I write this post while enroute to Israel. I have always found it easier to write on airplanes than any place else. Perhaps it's because of the lack of interruptions - no phones, meetings or other disruptions that can take me away from the focus I need. But perhaps it is also because of perspective: the fact that I am writing at 30,000 feet somehow helps me to have a different view of the myriad of details and activities that are a normal part of my daily routine.
I truly cannot say how many times I have travelled to Israel. I can count at least 20 trips - but there may be more..... I first went in 1975 as an exchange student when I was Junior in High School. Those 6 months changed my life forever and put me on a journey that can only be described as a love affair with the Hebrew language and the State of Israel that continues and grows to this very day. Every time I return to Israel, I never fail to feel the same excitement and anticipation that I felt as a 16 year old as I board the plane and look ahead to the adventure that awaits. Sharing Israel with others is an especially rewarding experience. This year, Sue and I - along with Janet Bronitsky and Mark Suprenand - are leading a group of 45 congregants. For most of the people in our group, this will be their first trip to Israel. Seeing the excitement on their faces and knowing that this trip will literally change their lives is both an awesome responsibility and a great joy.
The timing of this particular trip could not be more significant. The medieval poet, Yehudah Halevi wrote: " לִבִּי בְמִזְרָח וְאָנֹכִי בְּסוֹף מַעֲרָב" "My Heart is in the East, and I am in the uttermost end of the West." This encapsulates the centuries- old longing of the Jewish soul to travel to Israel - even when we were firmly ensconced in our Western-world milieu. Recent events have served to intensify my desire to be in Israel. The kidnapping of three teen-aged boys - Naftali Frankel, Gilad Shaer and Eyal Yifrah by Palestinian terrorists 2 weeks ago has highlighted both the vulnerability and unity of the Jewish people. All Jews - regardless of political or religious affiliation - are unified around the anguish of these families. Last night, I was honored to participate in the "Bring Back our Boys" solidarity Rally as president of the Rocky Mountain Rabbinical Council. Seeing such a diverse cross-section of the Denver Jewish Community coming together in solidarity with the the Frankel, Shaer and Yirah families - as well as the entire State of Israel - was a powerful experience. The fact that the next day, we would be able to travel to Israel and share our solidarity with the Jewish state and it's people makes our pilgrimage all the more powerful.
In addition, the recent unfortunate decision by the Presbyterian Church - USA (PCUSA) to become intertwined with the anti-Israel Boycott, Divestment and Sanctions (BDS) movement (their denials and protestations aside...) has highlighted the fact that the State of Israel has few true friends. The sadness, disappointment and sense of betrayal I experienced as a result of this action taken by my PCUSA colleagues has shaken me - and the vast majority of the Jewish world- especially here in America where we have worked so hard to build bridges of dialogue, community and friendship - deeply. The opportunity to experience the reality of the State of Israel - warts and all - and share this with members of my congregation is the perfect solace at a time of disappointment.

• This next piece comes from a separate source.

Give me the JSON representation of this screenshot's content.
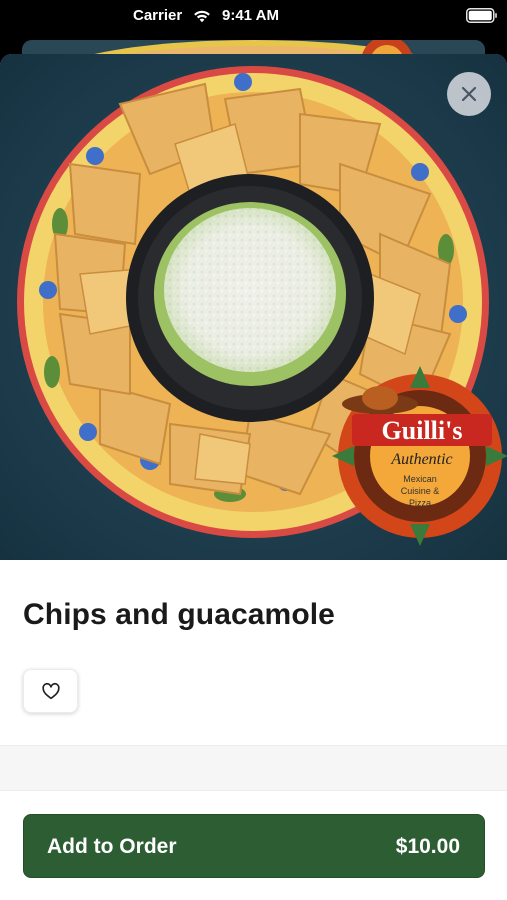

I cannot promise how often I will be able to contribute to this blog. Our itinerary is jam-packed. Nonetheless, I will try to keep you all updated on our adventure.
Until then, I bid you Shalom from 30,000 feet.
Rabbi Joe Black